Component data from apps and pages:
§ §
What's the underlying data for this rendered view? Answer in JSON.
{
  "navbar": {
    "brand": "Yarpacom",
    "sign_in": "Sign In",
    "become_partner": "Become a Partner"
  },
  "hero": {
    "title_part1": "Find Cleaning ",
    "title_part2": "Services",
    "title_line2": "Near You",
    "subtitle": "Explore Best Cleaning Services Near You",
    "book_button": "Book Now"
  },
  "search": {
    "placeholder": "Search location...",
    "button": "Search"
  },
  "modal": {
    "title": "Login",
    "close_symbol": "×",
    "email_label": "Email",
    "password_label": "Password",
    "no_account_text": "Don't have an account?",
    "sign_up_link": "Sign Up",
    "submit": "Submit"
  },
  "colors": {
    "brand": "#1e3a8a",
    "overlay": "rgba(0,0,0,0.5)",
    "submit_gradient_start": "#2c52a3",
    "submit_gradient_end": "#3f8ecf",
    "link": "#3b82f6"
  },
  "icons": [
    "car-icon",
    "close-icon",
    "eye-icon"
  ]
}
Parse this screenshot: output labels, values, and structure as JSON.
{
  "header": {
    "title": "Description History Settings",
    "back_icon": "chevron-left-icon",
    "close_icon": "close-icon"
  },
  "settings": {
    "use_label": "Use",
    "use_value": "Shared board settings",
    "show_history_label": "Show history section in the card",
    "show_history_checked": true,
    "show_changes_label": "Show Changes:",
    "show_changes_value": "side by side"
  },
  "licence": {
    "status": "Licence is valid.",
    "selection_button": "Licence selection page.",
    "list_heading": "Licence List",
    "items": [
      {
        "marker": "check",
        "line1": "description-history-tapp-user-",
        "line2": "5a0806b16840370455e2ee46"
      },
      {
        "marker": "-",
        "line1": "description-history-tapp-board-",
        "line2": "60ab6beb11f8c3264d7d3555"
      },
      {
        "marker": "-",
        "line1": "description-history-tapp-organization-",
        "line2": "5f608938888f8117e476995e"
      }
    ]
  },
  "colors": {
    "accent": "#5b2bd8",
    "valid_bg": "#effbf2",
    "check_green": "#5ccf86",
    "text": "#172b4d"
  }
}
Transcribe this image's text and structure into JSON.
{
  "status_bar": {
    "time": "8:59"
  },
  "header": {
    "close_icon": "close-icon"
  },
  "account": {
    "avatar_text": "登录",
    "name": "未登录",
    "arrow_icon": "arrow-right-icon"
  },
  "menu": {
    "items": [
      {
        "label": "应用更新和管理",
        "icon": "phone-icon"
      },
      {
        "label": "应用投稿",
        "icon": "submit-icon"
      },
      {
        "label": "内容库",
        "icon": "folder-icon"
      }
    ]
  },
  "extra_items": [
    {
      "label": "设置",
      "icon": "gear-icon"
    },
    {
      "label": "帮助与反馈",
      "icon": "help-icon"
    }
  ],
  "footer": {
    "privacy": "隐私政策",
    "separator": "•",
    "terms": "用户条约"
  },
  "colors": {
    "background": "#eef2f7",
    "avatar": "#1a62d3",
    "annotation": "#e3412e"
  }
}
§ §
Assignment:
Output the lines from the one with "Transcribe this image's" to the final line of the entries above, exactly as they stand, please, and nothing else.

Task result:
Transcribe this image's text and structure into JSON.
{
  "status_bar": {
    "time": "8:59"
  },
  "header": {
    "close_icon": "close-icon"
  },
  "account": {
    "avatar_text": "登录",
    "name": "未登录",
    "arrow_icon": "arrow-right-icon"
  },
  "menu": {
    "items": [
      {
        "label": "应用更新和管理",
        "icon": "phone-icon"
      },
      {
        "label": "应用投稿",
        "icon": "submit-icon"
      },
      {
        "label": "内容库",
        "icon": "folder-icon"
      }
    ]
  },
  "extra_items": [
    {
      "label": "设置",
      "icon": "gear-icon"
    },
    {
      "label": "帮助与反馈",
      "icon": "help-icon"
    }
  ],
  "footer": {
    "privacy": "隐私政策",
    "separator": "•",
    "terms": "用户条约"
  },
  "colors": {
    "background": "#eef2f7",
    "avatar": "#1a62d3",
    "annotation": "#e3412e"
  }
}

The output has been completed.